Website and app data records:
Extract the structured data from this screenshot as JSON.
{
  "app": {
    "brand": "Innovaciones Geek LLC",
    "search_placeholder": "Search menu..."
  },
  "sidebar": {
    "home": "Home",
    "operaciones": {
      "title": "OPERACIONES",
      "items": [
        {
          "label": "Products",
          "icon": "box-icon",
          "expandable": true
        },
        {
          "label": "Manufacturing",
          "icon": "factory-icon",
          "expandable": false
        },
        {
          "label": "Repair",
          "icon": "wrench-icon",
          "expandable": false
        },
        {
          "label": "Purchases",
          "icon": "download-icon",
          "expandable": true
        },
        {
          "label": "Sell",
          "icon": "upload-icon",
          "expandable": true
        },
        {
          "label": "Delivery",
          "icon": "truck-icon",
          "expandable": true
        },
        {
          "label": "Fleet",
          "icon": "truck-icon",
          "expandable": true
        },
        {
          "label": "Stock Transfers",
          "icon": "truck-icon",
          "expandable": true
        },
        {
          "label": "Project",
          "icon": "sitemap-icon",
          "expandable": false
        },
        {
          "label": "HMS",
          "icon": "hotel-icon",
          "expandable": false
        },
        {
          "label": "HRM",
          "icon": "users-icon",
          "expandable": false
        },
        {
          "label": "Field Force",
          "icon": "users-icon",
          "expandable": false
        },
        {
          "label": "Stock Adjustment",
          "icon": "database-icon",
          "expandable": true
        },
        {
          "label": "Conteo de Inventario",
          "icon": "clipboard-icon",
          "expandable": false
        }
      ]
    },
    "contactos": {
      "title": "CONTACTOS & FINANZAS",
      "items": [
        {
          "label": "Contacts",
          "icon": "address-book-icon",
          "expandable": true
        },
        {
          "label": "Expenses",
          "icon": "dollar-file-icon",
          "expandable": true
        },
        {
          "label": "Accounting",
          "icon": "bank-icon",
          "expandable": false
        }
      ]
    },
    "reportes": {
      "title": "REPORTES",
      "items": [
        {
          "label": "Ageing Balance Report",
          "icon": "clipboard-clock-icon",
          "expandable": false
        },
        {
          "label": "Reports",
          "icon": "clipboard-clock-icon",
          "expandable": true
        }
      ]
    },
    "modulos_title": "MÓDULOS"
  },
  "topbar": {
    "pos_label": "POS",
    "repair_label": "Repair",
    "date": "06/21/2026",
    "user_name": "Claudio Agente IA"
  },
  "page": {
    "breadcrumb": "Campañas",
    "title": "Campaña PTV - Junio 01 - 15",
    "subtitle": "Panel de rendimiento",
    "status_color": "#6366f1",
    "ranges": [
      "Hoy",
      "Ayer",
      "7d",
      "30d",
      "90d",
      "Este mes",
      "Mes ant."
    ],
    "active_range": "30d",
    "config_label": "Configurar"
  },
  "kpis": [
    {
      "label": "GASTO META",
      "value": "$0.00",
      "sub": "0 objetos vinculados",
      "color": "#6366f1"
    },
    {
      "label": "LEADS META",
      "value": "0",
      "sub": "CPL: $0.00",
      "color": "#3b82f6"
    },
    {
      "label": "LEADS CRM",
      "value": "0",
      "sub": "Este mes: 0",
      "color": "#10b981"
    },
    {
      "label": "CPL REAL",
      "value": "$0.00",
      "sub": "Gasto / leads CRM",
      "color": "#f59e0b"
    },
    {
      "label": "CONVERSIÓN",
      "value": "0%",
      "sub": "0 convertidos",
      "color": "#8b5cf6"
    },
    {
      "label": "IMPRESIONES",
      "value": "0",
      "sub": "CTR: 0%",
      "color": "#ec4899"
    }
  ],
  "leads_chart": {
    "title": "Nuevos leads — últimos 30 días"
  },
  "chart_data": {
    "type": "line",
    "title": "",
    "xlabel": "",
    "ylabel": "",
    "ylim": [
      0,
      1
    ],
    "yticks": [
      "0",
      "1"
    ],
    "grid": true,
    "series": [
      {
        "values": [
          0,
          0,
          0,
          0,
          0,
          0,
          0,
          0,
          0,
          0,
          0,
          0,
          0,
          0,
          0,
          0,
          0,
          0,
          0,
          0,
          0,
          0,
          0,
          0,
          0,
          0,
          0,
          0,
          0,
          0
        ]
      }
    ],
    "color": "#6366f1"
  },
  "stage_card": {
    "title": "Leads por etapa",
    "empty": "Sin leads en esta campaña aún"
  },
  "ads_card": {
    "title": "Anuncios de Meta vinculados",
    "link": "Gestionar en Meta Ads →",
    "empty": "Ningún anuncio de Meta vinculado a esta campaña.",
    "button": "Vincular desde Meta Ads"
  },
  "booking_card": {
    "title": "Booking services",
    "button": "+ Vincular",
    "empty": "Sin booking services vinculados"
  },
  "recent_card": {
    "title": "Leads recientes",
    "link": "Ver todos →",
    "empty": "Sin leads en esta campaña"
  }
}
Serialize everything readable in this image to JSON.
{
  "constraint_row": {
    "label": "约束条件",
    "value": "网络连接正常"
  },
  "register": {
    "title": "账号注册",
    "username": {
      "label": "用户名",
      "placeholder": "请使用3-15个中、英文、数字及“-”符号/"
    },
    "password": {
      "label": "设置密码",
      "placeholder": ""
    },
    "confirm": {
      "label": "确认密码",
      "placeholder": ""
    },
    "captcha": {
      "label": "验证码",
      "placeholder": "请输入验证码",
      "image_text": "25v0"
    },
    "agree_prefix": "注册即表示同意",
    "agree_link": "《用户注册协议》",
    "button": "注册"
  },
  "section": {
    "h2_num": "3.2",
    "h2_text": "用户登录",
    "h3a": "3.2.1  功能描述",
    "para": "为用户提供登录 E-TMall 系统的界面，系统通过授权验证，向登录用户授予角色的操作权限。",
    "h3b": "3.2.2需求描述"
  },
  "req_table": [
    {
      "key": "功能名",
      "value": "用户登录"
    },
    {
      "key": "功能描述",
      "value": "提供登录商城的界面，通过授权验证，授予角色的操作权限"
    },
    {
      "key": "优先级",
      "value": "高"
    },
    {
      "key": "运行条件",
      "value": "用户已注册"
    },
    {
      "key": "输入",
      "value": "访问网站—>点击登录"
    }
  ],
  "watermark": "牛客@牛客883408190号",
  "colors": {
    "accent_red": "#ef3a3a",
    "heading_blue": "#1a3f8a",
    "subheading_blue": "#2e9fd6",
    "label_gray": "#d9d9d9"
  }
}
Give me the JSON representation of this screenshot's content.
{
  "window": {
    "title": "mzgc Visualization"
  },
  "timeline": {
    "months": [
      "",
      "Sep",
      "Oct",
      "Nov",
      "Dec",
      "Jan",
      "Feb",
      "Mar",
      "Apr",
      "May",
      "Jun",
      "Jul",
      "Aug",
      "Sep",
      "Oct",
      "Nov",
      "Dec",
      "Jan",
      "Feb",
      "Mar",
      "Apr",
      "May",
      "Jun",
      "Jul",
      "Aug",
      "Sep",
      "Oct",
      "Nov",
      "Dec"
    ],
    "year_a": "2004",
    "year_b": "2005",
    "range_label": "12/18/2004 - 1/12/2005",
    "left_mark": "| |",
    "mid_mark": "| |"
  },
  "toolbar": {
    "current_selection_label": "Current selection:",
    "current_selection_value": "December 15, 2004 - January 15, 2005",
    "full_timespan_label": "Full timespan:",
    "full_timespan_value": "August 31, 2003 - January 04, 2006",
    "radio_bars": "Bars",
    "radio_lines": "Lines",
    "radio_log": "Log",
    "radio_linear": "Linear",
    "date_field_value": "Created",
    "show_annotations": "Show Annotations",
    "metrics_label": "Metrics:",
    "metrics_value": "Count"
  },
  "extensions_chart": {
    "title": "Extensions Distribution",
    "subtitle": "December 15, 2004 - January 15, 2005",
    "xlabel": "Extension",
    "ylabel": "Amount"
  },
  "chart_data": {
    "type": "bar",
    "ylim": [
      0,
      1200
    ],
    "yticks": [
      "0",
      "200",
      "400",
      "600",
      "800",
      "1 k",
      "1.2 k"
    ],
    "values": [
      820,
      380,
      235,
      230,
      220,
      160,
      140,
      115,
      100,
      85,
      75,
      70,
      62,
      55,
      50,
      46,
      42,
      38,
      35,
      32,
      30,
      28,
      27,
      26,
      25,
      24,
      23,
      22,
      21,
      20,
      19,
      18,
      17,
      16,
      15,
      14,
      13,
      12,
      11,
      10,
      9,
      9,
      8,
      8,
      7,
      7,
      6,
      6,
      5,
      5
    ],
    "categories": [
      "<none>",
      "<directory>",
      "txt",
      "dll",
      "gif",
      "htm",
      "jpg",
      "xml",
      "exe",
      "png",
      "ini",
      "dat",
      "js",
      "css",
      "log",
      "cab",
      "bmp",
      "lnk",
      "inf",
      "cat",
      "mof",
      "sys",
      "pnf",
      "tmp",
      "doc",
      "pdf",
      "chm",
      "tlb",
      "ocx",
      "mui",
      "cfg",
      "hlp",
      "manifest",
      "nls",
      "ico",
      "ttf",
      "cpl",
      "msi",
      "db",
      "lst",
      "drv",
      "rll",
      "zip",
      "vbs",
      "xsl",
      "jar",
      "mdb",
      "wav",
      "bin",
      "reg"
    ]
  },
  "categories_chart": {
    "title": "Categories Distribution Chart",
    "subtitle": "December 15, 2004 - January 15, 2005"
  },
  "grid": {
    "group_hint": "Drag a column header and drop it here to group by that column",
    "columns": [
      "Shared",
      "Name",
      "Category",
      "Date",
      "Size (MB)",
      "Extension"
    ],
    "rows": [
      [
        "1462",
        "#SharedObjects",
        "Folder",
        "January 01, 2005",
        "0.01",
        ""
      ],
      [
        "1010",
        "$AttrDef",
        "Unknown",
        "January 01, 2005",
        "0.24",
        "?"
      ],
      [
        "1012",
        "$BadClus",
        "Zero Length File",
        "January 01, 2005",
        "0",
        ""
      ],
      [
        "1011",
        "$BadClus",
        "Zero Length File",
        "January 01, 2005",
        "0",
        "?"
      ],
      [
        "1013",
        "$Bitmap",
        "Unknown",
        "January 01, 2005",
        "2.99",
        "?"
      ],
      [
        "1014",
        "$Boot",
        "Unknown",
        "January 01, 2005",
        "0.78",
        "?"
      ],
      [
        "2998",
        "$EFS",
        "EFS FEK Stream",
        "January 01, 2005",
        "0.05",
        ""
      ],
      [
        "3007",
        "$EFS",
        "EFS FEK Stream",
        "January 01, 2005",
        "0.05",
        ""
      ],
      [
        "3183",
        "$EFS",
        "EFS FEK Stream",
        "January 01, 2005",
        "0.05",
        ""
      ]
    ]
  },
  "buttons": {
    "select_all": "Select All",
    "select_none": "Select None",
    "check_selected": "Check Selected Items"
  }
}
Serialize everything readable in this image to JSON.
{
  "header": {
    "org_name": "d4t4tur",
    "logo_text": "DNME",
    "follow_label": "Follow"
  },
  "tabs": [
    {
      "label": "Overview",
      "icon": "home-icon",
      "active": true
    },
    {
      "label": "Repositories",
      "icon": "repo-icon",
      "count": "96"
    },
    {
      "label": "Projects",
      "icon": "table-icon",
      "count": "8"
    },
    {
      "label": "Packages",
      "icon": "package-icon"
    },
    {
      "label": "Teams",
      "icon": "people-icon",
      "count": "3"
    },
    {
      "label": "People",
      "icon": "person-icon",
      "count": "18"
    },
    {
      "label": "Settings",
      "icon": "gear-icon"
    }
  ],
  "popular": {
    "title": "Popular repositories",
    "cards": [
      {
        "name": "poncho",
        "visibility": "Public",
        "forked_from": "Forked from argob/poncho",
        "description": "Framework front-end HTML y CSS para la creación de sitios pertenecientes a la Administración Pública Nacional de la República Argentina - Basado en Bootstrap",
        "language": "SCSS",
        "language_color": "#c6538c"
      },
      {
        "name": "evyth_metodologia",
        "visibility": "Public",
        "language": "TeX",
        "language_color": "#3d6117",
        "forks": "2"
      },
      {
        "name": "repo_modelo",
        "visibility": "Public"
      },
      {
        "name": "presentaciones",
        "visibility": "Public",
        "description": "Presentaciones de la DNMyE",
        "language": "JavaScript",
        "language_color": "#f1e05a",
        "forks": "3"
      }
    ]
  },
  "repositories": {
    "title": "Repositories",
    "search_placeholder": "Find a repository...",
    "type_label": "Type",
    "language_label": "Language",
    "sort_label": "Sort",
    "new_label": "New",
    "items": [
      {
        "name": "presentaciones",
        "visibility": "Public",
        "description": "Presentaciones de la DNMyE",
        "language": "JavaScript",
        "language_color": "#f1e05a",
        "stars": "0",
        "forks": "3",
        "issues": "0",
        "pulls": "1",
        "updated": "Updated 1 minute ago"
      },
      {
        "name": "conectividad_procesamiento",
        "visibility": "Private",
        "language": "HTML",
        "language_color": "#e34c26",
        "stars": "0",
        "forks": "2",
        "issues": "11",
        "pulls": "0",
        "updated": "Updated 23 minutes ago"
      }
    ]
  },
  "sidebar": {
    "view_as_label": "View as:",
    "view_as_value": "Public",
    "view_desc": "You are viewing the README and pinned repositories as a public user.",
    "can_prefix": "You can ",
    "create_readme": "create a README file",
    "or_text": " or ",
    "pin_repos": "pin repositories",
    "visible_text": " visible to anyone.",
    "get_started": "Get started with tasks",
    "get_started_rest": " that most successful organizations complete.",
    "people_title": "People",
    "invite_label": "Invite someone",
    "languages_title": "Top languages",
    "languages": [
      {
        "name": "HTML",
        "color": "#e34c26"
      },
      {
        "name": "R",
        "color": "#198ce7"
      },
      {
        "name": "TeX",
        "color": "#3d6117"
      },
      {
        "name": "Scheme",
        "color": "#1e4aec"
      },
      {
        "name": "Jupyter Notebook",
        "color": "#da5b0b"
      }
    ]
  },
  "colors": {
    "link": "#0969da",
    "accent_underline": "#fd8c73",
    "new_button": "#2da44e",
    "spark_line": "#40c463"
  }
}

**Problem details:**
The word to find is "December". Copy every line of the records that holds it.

**Response to this task:**
    "current_selection_value": "December 15, 2004 - January 15, 2005",
    "subtitle": "December 15, 2004 - January 15, 2005",
    "subtitle": "December 15, 2004 - January 15, 2005"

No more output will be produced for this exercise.